**YOUR GOAL:** The answer is the full listing below, copied exactly, with its pictures omitted.

**TASK INPUT:**
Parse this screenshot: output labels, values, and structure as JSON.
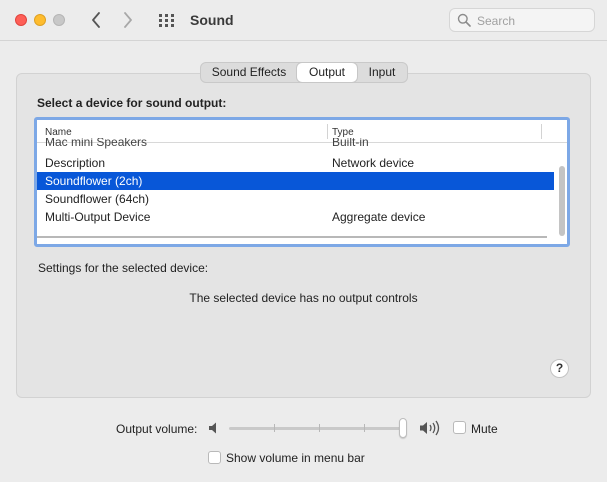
{
  "window": {
    "title": "Sound",
    "search_placeholder": "Search"
  },
  "tabs": [
    {
      "label": "Sound Effects",
      "selected": false
    },
    {
      "label": "Output",
      "selected": true
    },
    {
      "label": "Input",
      "selected": false
    }
  ],
  "output": {
    "section_label": "Select a device for sound output:",
    "columns": {
      "name": "Name",
      "type": "Type"
    },
    "partial_top_row": {
      "name": "Mac mini Speakers",
      "type": "Built-in"
    },
    "devices": [
      {
        "name": "Description",
        "type": "Network device",
        "selected": false
      },
      {
        "name": "Soundflower (2ch)",
        "type": "",
        "selected": true
      },
      {
        "name": "Soundflower (64ch)",
        "type": "",
        "selected": false
      },
      {
        "name": "Multi-Output Device",
        "type": "Aggregate device",
        "selected": false
      }
    ],
    "settings_label": "Settings for the selected device:",
    "no_controls_text": "The selected device has no output controls",
    "help_label": "?"
  },
  "volume": {
    "label": "Output volume:",
    "level": 1.0,
    "mute_label": "Mute",
    "mute_checked": false,
    "show_in_menubar_label": "Show volume in menu bar",
    "show_in_menubar_checked": false
  },
  "icons": {
    "back": "chevron-left-icon",
    "forward": "chevron-right-icon",
    "grid": "grid-icon",
    "search": "search-icon",
    "volume_low": "speaker-low-icon",
    "volume_high": "speaker-high-icon"
  },
  "colors": {
    "selection": "#0857d8",
    "focus_ring": "#7da8e6",
    "close": "#fe5f57",
    "minimize": "#febc2e"
  }
}
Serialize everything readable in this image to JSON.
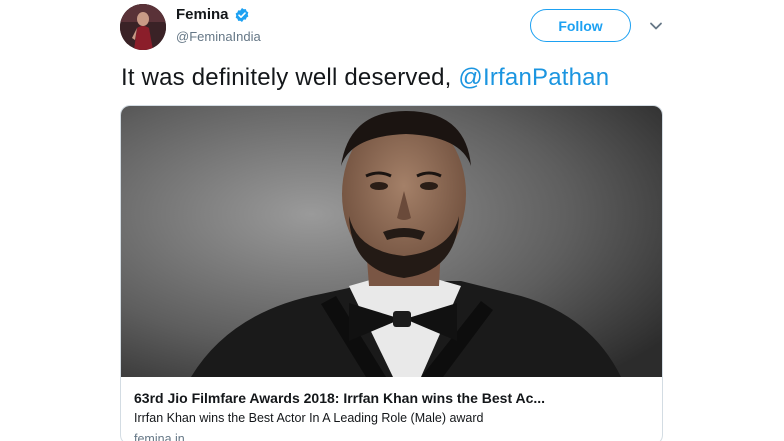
{
  "author": {
    "name": "Femina",
    "handle": "@FeminaIndia",
    "verified": true
  },
  "follow_label": "Follow",
  "tweet": {
    "text_prefix": "It was definitely well deserved, ",
    "mention": "@IrfanPathan"
  },
  "card": {
    "title": "63rd Jio Filmfare Awards 2018: Irrfan Khan wins the Best Ac...",
    "description": "Irrfan Khan wins the Best Actor In A Leading Role (Male) award",
    "domain": "femina.in"
  },
  "colors": {
    "accent": "#1da1f2",
    "mention": "#1b95e0",
    "text": "#14171a",
    "muted": "#657786"
  }
}
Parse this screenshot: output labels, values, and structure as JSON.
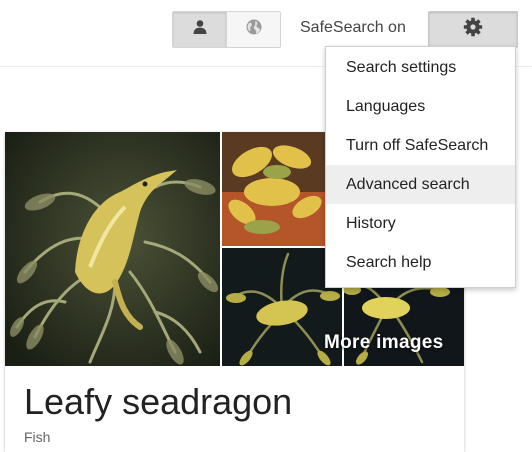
{
  "header": {
    "safesearch_status": "SafeSearch on",
    "toggle_buttons": [
      {
        "icon": "person-icon",
        "active": true
      },
      {
        "icon": "globe-icon",
        "active": false
      }
    ],
    "settings_icon": "gear-icon"
  },
  "settings_menu": {
    "items": [
      {
        "label": "Search settings",
        "highlighted": false
      },
      {
        "label": "Languages",
        "highlighted": false
      },
      {
        "label": "Turn off SafeSearch",
        "highlighted": false
      },
      {
        "label": "Advanced search",
        "highlighted": true
      },
      {
        "label": "History",
        "highlighted": false
      },
      {
        "label": "Search help",
        "highlighted": false
      }
    ]
  },
  "knowledge_panel": {
    "more_images_label": "More images",
    "title": "Leafy seadragon",
    "subtitle": "Fish"
  },
  "colors": {
    "menu_highlight": "#eeeeee",
    "gear_button_bg": "#dcdcdc",
    "toggle_active_bg": "#dcdcdc"
  }
}
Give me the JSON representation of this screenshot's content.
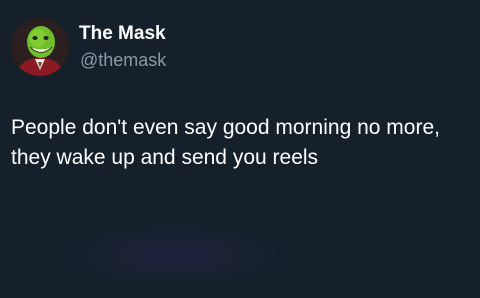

**WRITTEN RESPONSE:**
Parse this screenshot: output labels, values, and structure as JSON.
{
  "window": {
    "title": "Sound",
    "search_placeholder": "Search"
  },
  "tabs": [
    {
      "label": "Sound Effects",
      "selected": false
    },
    {
      "label": "Output",
      "selected": true
    },
    {
      "label": "Input",
      "selected": false
    }
  ],
  "output": {
    "section_label": "Select a device for sound output:",
    "columns": {
      "name": "Name",
      "type": "Type"
    },
    "partial_top_row": {
      "name": "Mac mini Speakers",
      "type": "Built-in"
    },
    "devices": [
      {
        "name": "Description",
        "type": "Network device",
        "selected": false
      },
      {
        "name": "Soundflower (2ch)",
        "type": "",
        "selected": true
      },
      {
        "name": "Soundflower (64ch)",
        "type": "",
        "selected": false
      },
      {
        "name": "Multi-Output Device",
        "type": "Aggregate device",
        "selected": false
      }
    ],
    "settings_label": "Settings for the selected device:",
    "no_controls_text": "The selected device has no output controls",
    "help_label": "?"
  },
  "volume": {
    "label": "Output volume:",
    "level": 1.0,
    "mute_label": "Mute",
    "mute_checked": false,
    "show_in_menubar_label": "Show volume in menu bar",
    "show_in_menubar_checked": false
  },
  "icons": {
    "back": "chevron-left-icon",
    "forward": "chevron-right-icon",
    "grid": "grid-icon",
    "search": "search-icon",
    "volume_low": "speaker-low-icon",
    "volume_high": "speaker-high-icon"
  },
  "colors": {
    "selection": "#0857d8",
    "focus_ring": "#7da8e6",
    "close": "#fe5f57",
    "minimize": "#febc2e"
  }
}
Serialize everything readable in this image to JSON.
{
  "author": {
    "name": "Femina",
    "handle": "@FeminaIndia",
    "verified": true
  },
  "follow_label": "Follow",
  "tweet": {
    "text_prefix": "It was definitely well deserved, ",
    "mention": "@IrfanPathan"
  },
  "card": {
    "title": "63rd Jio Filmfare Awards 2018: Irrfan Khan wins the Best Ac...",
    "description": "Irrfan Khan wins the Best Actor In A Leading Role (Male) award",
    "domain": "femina.in"
  },
  "colors": {
    "accent": "#1da1f2",
    "mention": "#1b95e0",
    "text": "#14171a",
    "muted": "#657786"
  }
}
Parse this screenshot: output labels, values, and structure as JSON.
{
  "header": {
    "safesearch_status": "SafeSearch on",
    "toggle_buttons": [
      {
        "icon": "person-icon",
        "active": true
      },
      {
        "icon": "globe-icon",
        "active": false
      }
    ],
    "settings_icon": "gear-icon"
  },
  "settings_menu": {
    "items": [
      {
        "label": "Search settings",
        "highlighted": false
      },
      {
        "label": "Languages",
        "highlighted": false
      },
      {
        "label": "Turn off SafeSearch",
        "highlighted": false
      },
      {
        "label": "Advanced search",
        "highlighted": true
      },
      {
        "label": "History",
        "highlighted": false
      },
      {
        "label": "Search help",
        "highlighted": false
      }
    ]
  },
  "knowledge_panel": {
    "more_images_label": "More images",
    "title": "Leafy seadragon",
    "subtitle": "Fish"
  },
  "colors": {
    "menu_highlight": "#eeeeee",
    "gear_button_bg": "#dcdcdc",
    "toggle_active_bg": "#dcdcdc"
  }
}
Give me the JSON representation of this screenshot's content.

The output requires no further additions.